The essay starts with a statement by Arnaldo Momigliano, namely, that the traces of our history contained in monuments, and in the landscape, are so many that they should arouse our curiosity and oblige us to study the past. In this way, we can begin to understand an important part of ourselves, especially at a time when the Western cultural model, whose roots are firmly rooted in the Classical world, is apparently being pushed towards a level of marginality which crumbles when confronted with other cultures which are anxious to emerge.

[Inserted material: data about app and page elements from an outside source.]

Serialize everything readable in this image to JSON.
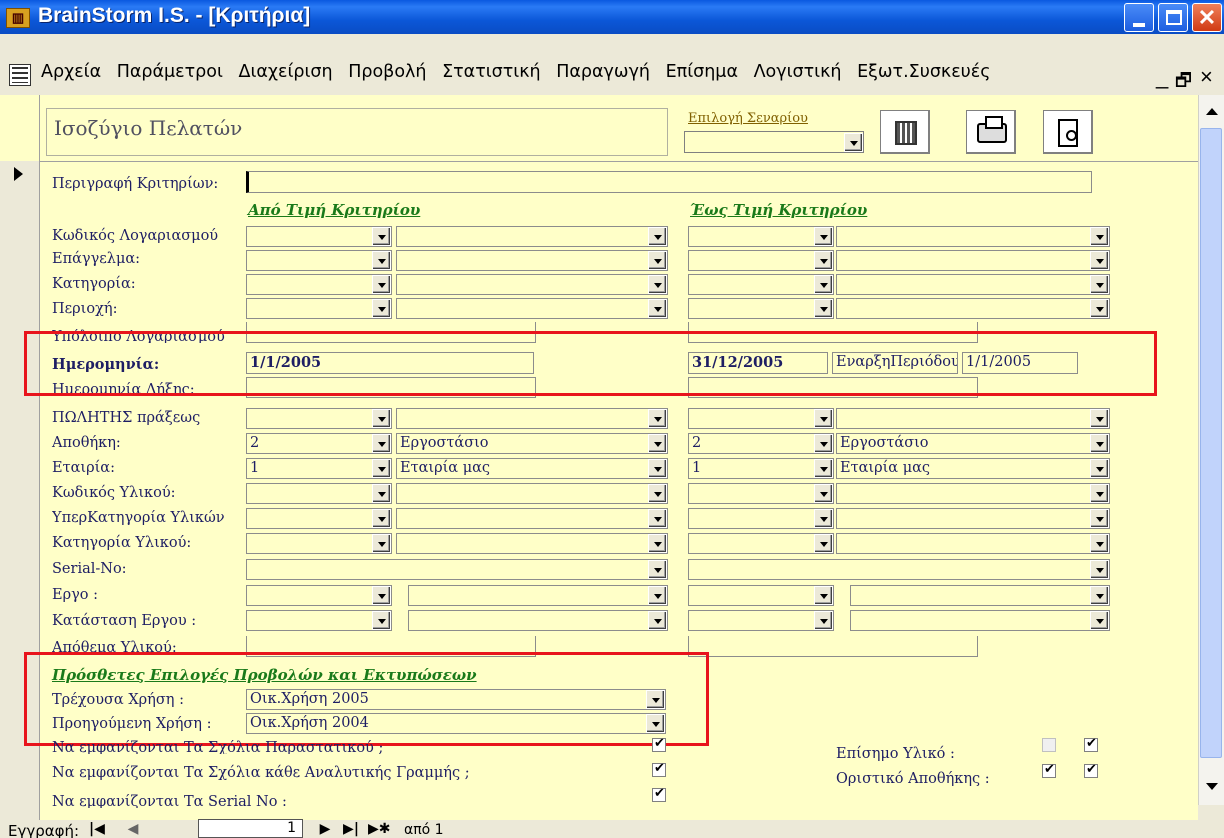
{
  "window": {
    "title": "BrainStorm I.S. - [Κριτήρια]",
    "app_icon": "app-logo-icon"
  },
  "menu": {
    "items": [
      "Αρχεία",
      "Παράμετροι",
      "Διαχείριση",
      "Προβολή",
      "Στατιστική",
      "Παραγωγή",
      "Επίσημα",
      "Λογιστική",
      "Εξωτ.Συσκευές"
    ],
    "mdi_min": "_",
    "mdi_restore": "🗗",
    "mdi_close": "×"
  },
  "header": {
    "title": "Ισοζύγιο Πελατών",
    "scenario_label": "Επιλογή Σεναρίου",
    "scenario_value": ""
  },
  "criteria_label": "Περιγραφή Κριτηρίων:",
  "columns": {
    "from": "Από Τιμή Κριτηρίου",
    "to": "Έως Τιμή Κριτηρίου"
  },
  "rows": {
    "account": "Κωδικός Λογαριασμού",
    "profession": "Επάγγελμα:",
    "category": "Κατηγορία:",
    "region": "Περιοχή:",
    "balance": "Υπόλοιπο Λογαριασμού",
    "date": "Ημερομηνία:",
    "due_date": "Ημερομηνία Λήξης:",
    "salesman": "ΠΩΛΗΤΗΣ πράξεως",
    "warehouse": "Αποθήκη:",
    "company": "Εταιρία:",
    "item_code": "Κωδικός Υλικού:",
    "item_supercat": "ΥπερΚατηγορία Υλικών",
    "item_cat": "Κατηγορία Υλικού:",
    "serial": "Serial-No:",
    "project": "Εργο :",
    "project_status": "Κατάσταση Εργου :",
    "stock": "Απόθεμα Υλικού:"
  },
  "values": {
    "date_from": "1/1/2005",
    "date_to": "31/12/2005",
    "period_start_label": "ΕναρξηΠεριόδου:",
    "period_start": "1/1/2005",
    "warehouse_from_code": "2",
    "warehouse_from_name": "Εργοστάσιο",
    "warehouse_to_code": "2",
    "warehouse_to_name": "Εργοστάσιο",
    "company_from_code": "1",
    "company_from_name": "Εταιρία μας",
    "company_to_code": "1",
    "company_to_name": "Εταιρία μας"
  },
  "extra": {
    "title": "Πρόσθετες Επιλογές Προβολών και Εκτυπώσεων",
    "current_year_label": "Τρέχουσα Χρήση :",
    "current_year": "Οικ.Χρήση 2005",
    "prev_year_label": "Προηγούμενη Χρήση :",
    "prev_year": "Οικ.Χρήση 2004",
    "show_doc_comments": "Να εμφανίζονται Τα Σχόλια Παραστατικού ;",
    "show_line_comments": "Να εμφανίζονται Τα Σχόλια κάθε Αναλυτικής Γραμμής ;",
    "show_serials": "Να εμφανίζονται Τα Serial No :",
    "official_item": "Επίσημο Υλικό :",
    "final_warehouse": "Οριστικό Αποθήκης :"
  },
  "nav": {
    "label": "Εγγραφή:",
    "current": "1",
    "of": "από 1"
  },
  "colors": {
    "form_bg": "#ffffc8",
    "label": "#1e1e64",
    "heading": "#1a7a1a",
    "highlight": "#e8141c",
    "titlebar": "#0a58e0"
  }
}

As a result, we can understand how, on the one hand, ruins preserve the image of memento mori, a Romantic allusion to the ephemeral nature of every human achievement, to the inexorable passing of time, the decline of civilization, the disintegration of cultures, and the prophecy about a possible fate because there is no respite to the destruction; on the other, these ruins are fortunately also the symbol of the pig-headed resistance of human beings to withstand the worst disasters and help to maintain the distinctive and inalienable character of our cultural identity. The text is accompanied by interesting photographs which places classic views of ruins from the past with the most diverse experiments in recycling material and conceptual art of today.